# Task to complete
Without the pictures, write the listing below out again, line for line.

◆ ◆ ◆ ◆

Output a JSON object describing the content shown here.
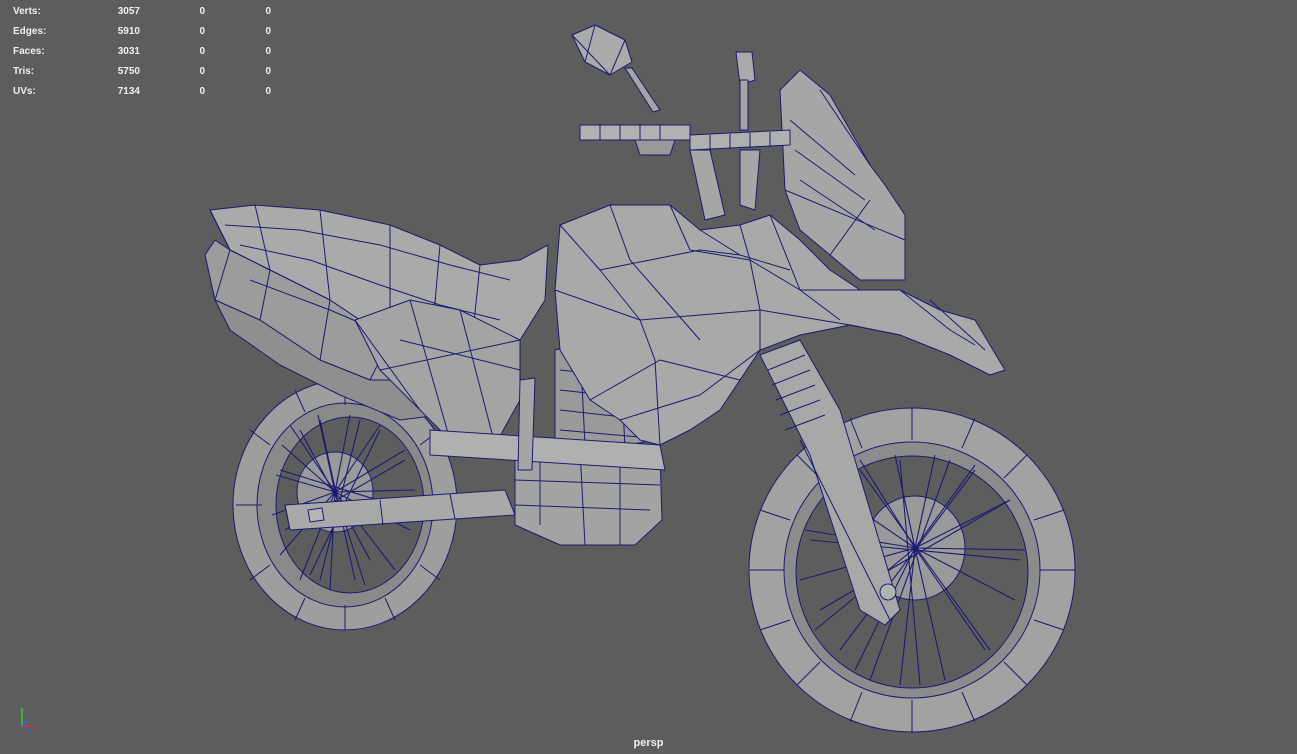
{
  "hud": {
    "rows": [
      {
        "label": "Verts:",
        "total": "3057",
        "sel1": "0",
        "sel2": "0"
      },
      {
        "label": "Edges:",
        "total": "5910",
        "sel1": "0",
        "sel2": "0"
      },
      {
        "label": "Faces:",
        "total": "3031",
        "sel1": "0",
        "sel2": "0"
      },
      {
        "label": "Tris:",
        "total": "5750",
        "sel1": "0",
        "sel2": "0"
      },
      {
        "label": "UVs:",
        "total": "7134",
        "sel1": "0",
        "sel2": "0"
      }
    ]
  },
  "viewport": {
    "camera_label": "persp",
    "background": "#5d5d5d",
    "wire_color": "#1a1a6e",
    "shade_color": "#a8a8a8"
  },
  "axis": {
    "x_color": "#e03030",
    "y_color": "#30d030",
    "z_color": "#3060ff",
    "x_label": "x",
    "z_label": "z"
  }
}
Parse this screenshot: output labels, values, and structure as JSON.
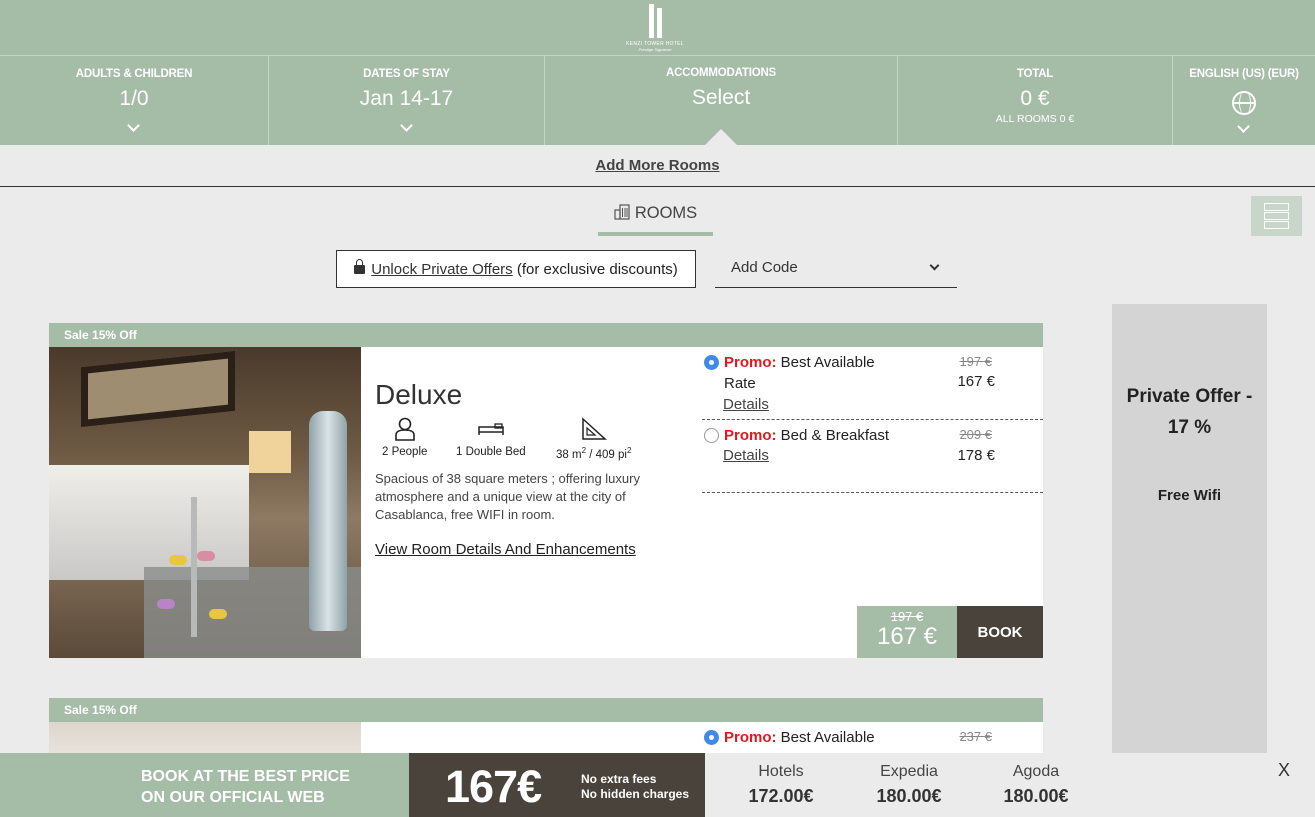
{
  "logo": {
    "name": "KENZI TOWER HOTEL",
    "tagline": "Prestige Signature"
  },
  "nav": {
    "adults": {
      "label": "ADULTS & CHILDREN",
      "value": "1/0"
    },
    "dates": {
      "label": "DATES OF STAY",
      "value": "Jan 14-17"
    },
    "accommodations": {
      "label": "ACCOMMODATIONS",
      "value": "Select"
    },
    "total": {
      "label": "TOTAL",
      "value": "0 €",
      "sub": "ALL ROOMS 0 €"
    },
    "language": {
      "label": "ENGLISH (US) (EUR)"
    }
  },
  "add_rooms": "Add More Rooms",
  "rooms_tab": "ROOMS",
  "unlock": {
    "link": "Unlock Private Offers",
    "suffix": "(for exclusive discounts)"
  },
  "code": {
    "label": "Add Code"
  },
  "side_offer": {
    "title": "Private Offer - 17 %",
    "feature": "Free Wifi"
  },
  "rooms": [
    {
      "badge": "Sale 15% Off",
      "name": "Deluxe",
      "features": {
        "people": "2 People",
        "bed": "1 Double Bed",
        "size_prefix": "38 m",
        "size_mid": " / 409 pi",
        "sup": "2"
      },
      "description": "Spacious of 38 square meters ; offering luxury atmosphere and a unique view at the city of Casablanca, free WIFI in room.",
      "details_link": "View Room Details And Enhancements",
      "rates": [
        {
          "promo": "Promo:",
          "name": "Best Available Rate",
          "details": "Details",
          "old": "197 €",
          "new": "167 €",
          "selected": true
        },
        {
          "promo": "Promo:",
          "name": "Bed & Breakfast",
          "details": "Details",
          "old": "209 €",
          "new": "178 €",
          "selected": false
        }
      ],
      "price_old": "197 €",
      "price_new": "167 €",
      "book": "BOOK"
    },
    {
      "badge": "Sale 15% Off",
      "rates": [
        {
          "promo": "Promo:",
          "name": "Best Available",
          "old": "237 €",
          "selected": true
        }
      ]
    }
  ],
  "bottom": {
    "line1": "BOOK AT THE BEST PRICE",
    "line2": "ON OUR OFFICIAL WEB",
    "price": "167€",
    "note1": "No extra fees",
    "note2": "No hidden charges",
    "compare": [
      {
        "name": "Hotels",
        "price": "172.00€"
      },
      {
        "name": "Expedia",
        "price": "180.00€"
      },
      {
        "name": "Agoda",
        "price": "180.00€"
      }
    ],
    "close": "X"
  },
  "colors": {
    "sage": "#a5bca7",
    "dark": "#4a433b",
    "promo_red": "#e0191f",
    "radio_blue": "#3e8ae8"
  }
}
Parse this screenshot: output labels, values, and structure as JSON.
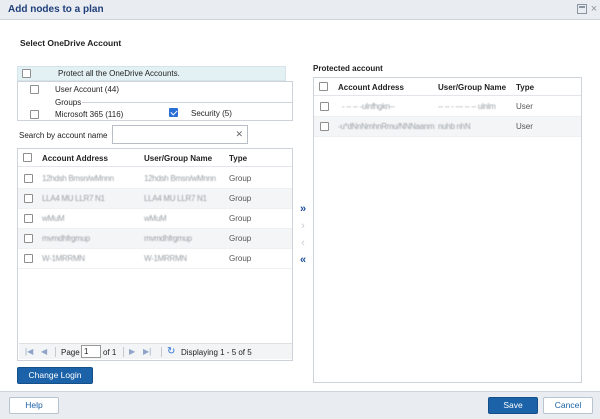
{
  "dialog": {
    "title": "Add nodes to a plan"
  },
  "section_title": "Select OneDrive Account",
  "protect_all": {
    "label": "Protect all the OneDrive Accounts.",
    "checked": false
  },
  "options": {
    "user_account": {
      "label": "User Account (44)",
      "checked": false
    },
    "groups_label": "Groups",
    "microsoft365": {
      "label": "Microsoft 365 (116)",
      "checked": false
    },
    "security": {
      "label": "Security (5)",
      "checked": true
    }
  },
  "search": {
    "label": "Search by account name",
    "value": "",
    "placeholder": "",
    "clear_icon": "close-icon"
  },
  "left_grid": {
    "columns": [
      "Account Address",
      "User/Group Name",
      "Type"
    ],
    "rows": [
      {
        "address": "12hdsh Bmsn/wMnnn",
        "name": "12hdsh Bmsn/wMnnn",
        "type": "Group"
      },
      {
        "address": "LLA4 MU LLR7 N1",
        "name": "LLA4 MU LLR7 N1",
        "type": "Group"
      },
      {
        "address": "wMuM",
        "name": "wMuM",
        "type": "Group"
      },
      {
        "address": "mvmdhfrgmup",
        "name": "mvmdhfrgmup",
        "type": "Group"
      },
      {
        "address": "W-1MRRMN",
        "name": "W-1MRRMN",
        "type": "Group"
      }
    ],
    "pager": {
      "page_label": "Page",
      "page_value": "1",
      "of_label": "of 1",
      "display_text": "Displaying 1 - 5 of 5"
    }
  },
  "move_buttons": {
    "add_all": "»",
    "add": "›",
    "remove": "‹",
    "remove_all": "«"
  },
  "right_grid": {
    "title": "Protected account",
    "columns": [
      "Account Address",
      "User/Group Name",
      "Type"
    ],
    "rows": [
      {
        "address": "- -- -- -ulnfhgkn-- ",
        "name": "-- -- - --- -- -- ulnlm",
        "type": "User"
      },
      {
        "address": "-u*dNnNmhnRmu/NNNaanm",
        "name": "nuhb nhN",
        "type": "User"
      }
    ]
  },
  "buttons": {
    "change_login": "Change Login",
    "help": "Help",
    "save": "Save",
    "cancel": "Cancel"
  },
  "colors": {
    "primary": "#1b62a8",
    "title": "#1f3f7a",
    "highlight_row": "#e3f0f4"
  }
}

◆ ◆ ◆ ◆

# Solution for this problem
Output a JSON object describing the content shown here.
{
  "hud": {
    "rows": [
      {
        "label": "Verts:",
        "total": "3057",
        "sel1": "0",
        "sel2": "0"
      },
      {
        "label": "Edges:",
        "total": "5910",
        "sel1": "0",
        "sel2": "0"
      },
      {
        "label": "Faces:",
        "total": "3031",
        "sel1": "0",
        "sel2": "0"
      },
      {
        "label": "Tris:",
        "total": "5750",
        "sel1": "0",
        "sel2": "0"
      },
      {
        "label": "UVs:",
        "total": "7134",
        "sel1": "0",
        "sel2": "0"
      }
    ]
  },
  "viewport": {
    "camera_label": "persp",
    "background": "#5d5d5d",
    "wire_color": "#1a1a6e",
    "shade_color": "#a8a8a8"
  },
  "axis": {
    "x_color": "#e03030",
    "y_color": "#30d030",
    "z_color": "#3060ff",
    "x_label": "x",
    "z_label": "z"
  }
}
Parse this screenshot: output labels, values, and structure as JSON.
{
  "logo": {
    "name": "KENZI TOWER HOTEL",
    "tagline": "Prestige Signature"
  },
  "nav": {
    "adults": {
      "label": "ADULTS & CHILDREN",
      "value": "1/0"
    },
    "dates": {
      "label": "DATES OF STAY",
      "value": "Jan 14-17"
    },
    "accommodations": {
      "label": "ACCOMMODATIONS",
      "value": "Select"
    },
    "total": {
      "label": "TOTAL",
      "value": "0 €",
      "sub": "ALL ROOMS 0 €"
    },
    "language": {
      "label": "ENGLISH (US) (EUR)"
    }
  },
  "add_rooms": "Add More Rooms",
  "rooms_tab": "ROOMS",
  "unlock": {
    "link": "Unlock Private Offers",
    "suffix": "(for exclusive discounts)"
  },
  "code": {
    "label": "Add Code"
  },
  "side_offer": {
    "title": "Private Offer - 17 %",
    "feature": "Free Wifi"
  },
  "rooms": [
    {
      "badge": "Sale 15% Off",
      "name": "Deluxe",
      "features": {
        "people": "2 People",
        "bed": "1 Double Bed",
        "size_prefix": "38 m",
        "size_mid": " / 409 pi",
        "sup": "2"
      },
      "description": "Spacious of 38 square meters ; offering luxury atmosphere and a unique view at the city of Casablanca, free WIFI in room.",
      "details_link": "View Room Details And Enhancements",
      "rates": [
        {
          "promo": "Promo:",
          "name": "Best Available Rate",
          "details": "Details",
          "old": "197 €",
          "new": "167 €",
          "selected": true
        },
        {
          "promo": "Promo:",
          "name": "Bed & Breakfast",
          "details": "Details",
          "old": "209 €",
          "new": "178 €",
          "selected": false
        }
      ],
      "price_old": "197 €",
      "price_new": "167 €",
      "book": "BOOK"
    },
    {
      "badge": "Sale 15% Off",
      "rates": [
        {
          "promo": "Promo:",
          "name": "Best Available",
          "old": "237 €",
          "selected": true
        }
      ]
    }
  ],
  "bottom": {
    "line1": "BOOK AT THE BEST PRICE",
    "line2": "ON OUR OFFICIAL WEB",
    "price": "167€",
    "note1": "No extra fees",
    "note2": "No hidden charges",
    "compare": [
      {
        "name": "Hotels",
        "price": "172.00€"
      },
      {
        "name": "Expedia",
        "price": "180.00€"
      },
      {
        "name": "Agoda",
        "price": "180.00€"
      }
    ],
    "close": "X"
  },
  "colors": {
    "sage": "#a5bca7",
    "dark": "#4a433b",
    "promo_red": "#e0191f",
    "radio_blue": "#3e8ae8"
  }
}
Parse this screenshot: output labels, values, and structure as JSON.
{
  "dialog": {
    "title": "Add nodes to a plan"
  },
  "section_title": "Select OneDrive Account",
  "protect_all": {
    "label": "Protect all the OneDrive Accounts.",
    "checked": false
  },
  "options": {
    "user_account": {
      "label": "User Account (44)",
      "checked": false
    },
    "groups_label": "Groups",
    "microsoft365": {
      "label": "Microsoft 365 (116)",
      "checked": false
    },
    "security": {
      "label": "Security (5)",
      "checked": true
    }
  },
  "search": {
    "label": "Search by account name",
    "value": "",
    "placeholder": "",
    "clear_icon": "close-icon"
  },
  "left_grid": {
    "columns": [
      "Account Address",
      "User/Group Name",
      "Type"
    ],
    "rows": [
      {
        "address": "12hdsh Bmsn/wMnnn",
        "name": "12hdsh Bmsn/wMnnn",
        "type": "Group"
      },
      {
        "address": "LLA4 MU LLR7 N1",
        "name": "LLA4 MU LLR7 N1",
        "type": "Group"
      },
      {
        "address": "wMuM",
        "name": "wMuM",
        "type": "Group"
      },
      {
        "address": "mvmdhfrgmup",
        "name": "mvmdhfrgmup",
        "type": "Group"
      },
      {
        "address": "W-1MRRMN",
        "name": "W-1MRRMN",
        "type": "Group"
      }
    ],
    "pager": {
      "page_label": "Page",
      "page_value": "1",
      "of_label": "of 1",
      "display_text": "Displaying 1 - 5 of 5"
    }
  },
  "move_buttons": {
    "add_all": "»",
    "add": "›",
    "remove": "‹",
    "remove_all": "«"
  },
  "right_grid": {
    "title": "Protected account",
    "columns": [
      "Account Address",
      "User/Group Name",
      "Type"
    ],
    "rows": [
      {
        "address": "- -- -- -ulnfhgkn-- ",
        "name": "-- -- - --- -- -- ulnlm",
        "type": "User"
      },
      {
        "address": "-u*dNnNmhnRmu/NNNaanm",
        "name": "nuhb nhN",
        "type": "User"
      }
    ]
  },
  "buttons": {
    "change_login": "Change Login",
    "help": "Help",
    "save": "Save",
    "cancel": "Cancel"
  },
  "colors": {
    "primary": "#1b62a8",
    "title": "#1f3f7a",
    "highlight_row": "#e3f0f4"
  }
}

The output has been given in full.